TASK GOAL
Reproduce each line below without any alteration.

EXERCISE DATA
——————————

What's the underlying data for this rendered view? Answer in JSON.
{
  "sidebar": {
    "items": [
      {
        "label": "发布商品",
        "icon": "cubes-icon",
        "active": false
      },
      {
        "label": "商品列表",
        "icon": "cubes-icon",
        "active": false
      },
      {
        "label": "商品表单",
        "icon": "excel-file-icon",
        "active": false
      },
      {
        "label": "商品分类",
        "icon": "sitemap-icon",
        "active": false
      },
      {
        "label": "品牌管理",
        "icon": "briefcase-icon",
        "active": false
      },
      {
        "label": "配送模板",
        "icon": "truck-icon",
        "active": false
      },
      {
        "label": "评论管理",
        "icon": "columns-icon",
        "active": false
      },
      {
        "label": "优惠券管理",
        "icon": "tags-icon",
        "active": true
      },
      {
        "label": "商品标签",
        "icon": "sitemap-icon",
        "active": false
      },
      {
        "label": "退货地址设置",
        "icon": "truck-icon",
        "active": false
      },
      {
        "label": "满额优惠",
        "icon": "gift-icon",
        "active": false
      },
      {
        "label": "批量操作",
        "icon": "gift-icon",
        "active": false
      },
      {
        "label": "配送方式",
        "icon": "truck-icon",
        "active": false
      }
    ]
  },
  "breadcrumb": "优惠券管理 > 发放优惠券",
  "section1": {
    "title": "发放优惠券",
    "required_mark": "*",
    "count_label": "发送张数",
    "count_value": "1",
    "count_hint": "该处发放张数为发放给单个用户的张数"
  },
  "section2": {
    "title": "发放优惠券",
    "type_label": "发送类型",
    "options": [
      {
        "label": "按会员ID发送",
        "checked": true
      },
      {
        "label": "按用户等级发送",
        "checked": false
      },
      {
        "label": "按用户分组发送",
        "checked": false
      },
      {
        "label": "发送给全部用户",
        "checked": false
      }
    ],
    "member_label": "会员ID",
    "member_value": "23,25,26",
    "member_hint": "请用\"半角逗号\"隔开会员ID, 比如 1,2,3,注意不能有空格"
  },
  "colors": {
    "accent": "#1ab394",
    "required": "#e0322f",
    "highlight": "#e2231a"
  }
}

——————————

REPLY
What's the underlying data for this rendered view? Answer in JSON.
{
  "sidebar": {
    "items": [
      {
        "label": "发布商品",
        "icon": "cubes-icon",
        "active": false
      },
      {
        "label": "商品列表",
        "icon": "cubes-icon",
        "active": false
      },
      {
        "label": "商品表单",
        "icon": "excel-file-icon",
        "active": false
      },
      {
        "label": "商品分类",
        "icon": "sitemap-icon",
        "active": false
      },
      {
        "label": "品牌管理",
        "icon": "briefcase-icon",
        "active": false
      },
      {
        "label": "配送模板",
        "icon": "truck-icon",
        "active": false
      },
      {
        "label": "评论管理",
        "icon": "columns-icon",
        "active": false
      },
      {
        "label": "优惠券管理",
        "icon": "tags-icon",
        "active": true
      },
      {
        "label": "商品标签",
        "icon": "sitemap-icon",
        "active": false
      },
      {
        "label": "退货地址设置",
        "icon": "truck-icon",
        "active": false
      },
      {
        "label": "满额优惠",
        "icon": "gift-icon",
        "active": false
      },
      {
        "label": "批量操作",
        "icon": "gift-icon",
        "active": false
      },
      {
        "label": "配送方式",
        "icon": "truck-icon",
        "active": false
      }
    ]
  },
  "breadcrumb": "优惠券管理 > 发放优惠券",
  "section1": {
    "title": "发放优惠券",
    "required_mark": "*",
    "count_label": "发送张数",
    "count_value": "1",
    "count_hint": "该处发放张数为发放给单个用户的张数"
  },
  "section2": {
    "title": "发放优惠券",
    "type_label": "发送类型",
    "options": [
      {
        "label": "按会员ID发送",
        "checked": true
      },
      {
        "label": "按用户等级发送",
        "checked": false
      },
      {
        "label": "按用户分组发送",
        "checked": false
      },
      {
        "label": "发送给全部用户",
        "checked": false
      }
    ],
    "member_label": "会员ID",
    "member_value": "23,25,26",
    "member_hint": "请用\"半角逗号\"隔开会员ID, 比如 1,2,3,注意不能有空格"
  },
  "colors": {
    "accent": "#1ab394",
    "required": "#e0322f",
    "highlight": "#e2231a"
  }
}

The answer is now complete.